***** ENTRIES SHOWN *****

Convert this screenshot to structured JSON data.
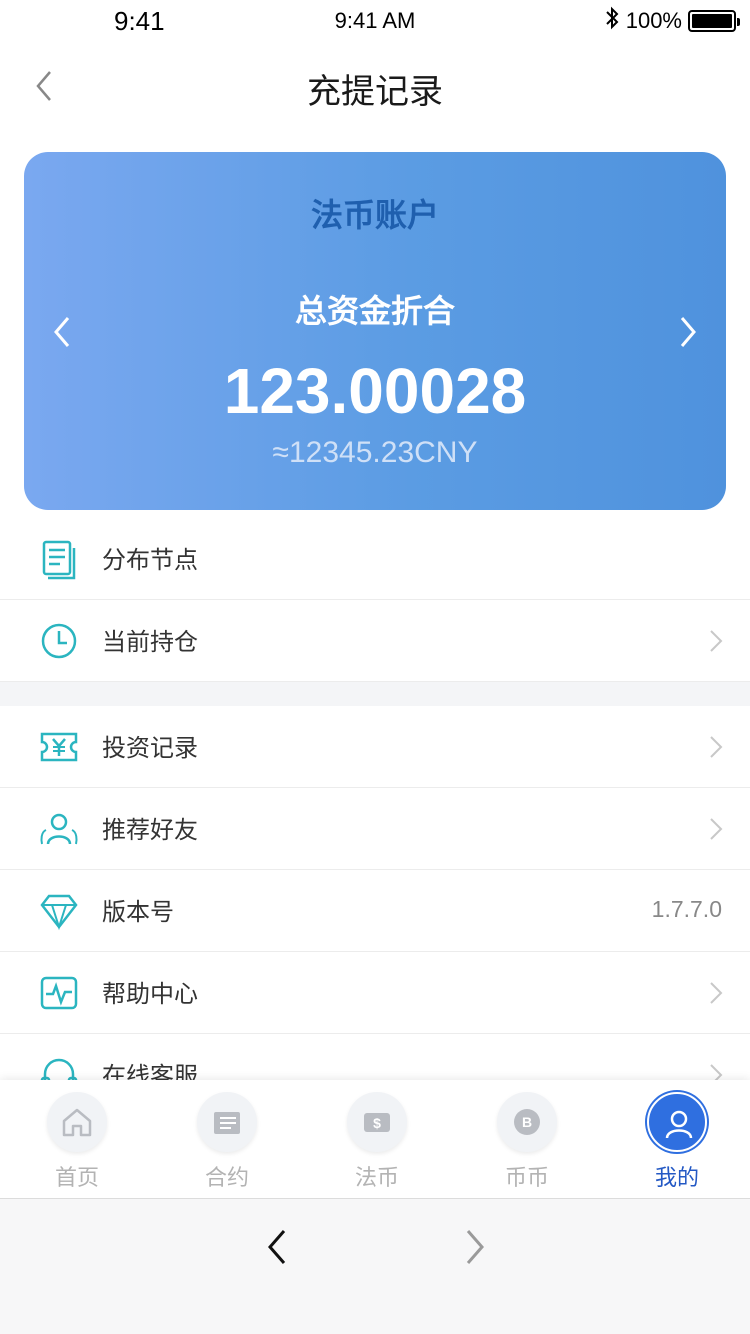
{
  "status_bar": {
    "time_left": "9:41",
    "time_center": "9:41 AM",
    "battery": "100%"
  },
  "nav": {
    "title": "充提记录"
  },
  "account_card": {
    "title": "法币账户",
    "subtitle": "总资金折合",
    "amount": "123.00028",
    "cny": "≈12345.23CNY",
    "gradient_start": "#7aa8f0",
    "gradient_end": "#4f92dd"
  },
  "menu": {
    "items": [
      {
        "label": "分布节点",
        "icon": "document-icon",
        "has_chevron": false
      },
      {
        "label": "当前持仓",
        "icon": "clock-icon",
        "has_chevron": true
      },
      {
        "label": "投资记录",
        "icon": "yuan-ticket-icon",
        "has_chevron": true
      },
      {
        "label": "推荐好友",
        "icon": "friends-icon",
        "has_chevron": true
      },
      {
        "label": "版本号",
        "icon": "diamond-icon",
        "value": "1.7.7.0"
      },
      {
        "label": "帮助中心",
        "icon": "pulse-icon",
        "has_chevron": true
      },
      {
        "label": "在线客服",
        "icon": "headset-icon",
        "has_chevron": true
      }
    ],
    "icon_color": "#2bb5c0"
  },
  "tab_bar": {
    "tabs": [
      {
        "label": "首页",
        "icon": "home-icon",
        "active": false
      },
      {
        "label": "合约",
        "icon": "contract-icon",
        "active": false
      },
      {
        "label": "法币",
        "icon": "dollar-icon",
        "active": false
      },
      {
        "label": "币币",
        "icon": "bitcoin-icon",
        "active": false
      },
      {
        "label": "我的",
        "icon": "user-icon",
        "active": true
      }
    ],
    "active_color": "#2f6fe0"
  }
}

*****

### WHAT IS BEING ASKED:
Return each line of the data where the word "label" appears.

### ANSWER AREA:
        "label": "分布节点",
        "label": "当前持仓",
        "label": "投资记录",
        "label": "推荐好友",
        "label": "版本号",
        "label": "帮助中心",
        "label": "在线客服",
        "label": "首页",
        "label": "合约",
        "label": "法币",
        "label": "币币",
        "label": "我的",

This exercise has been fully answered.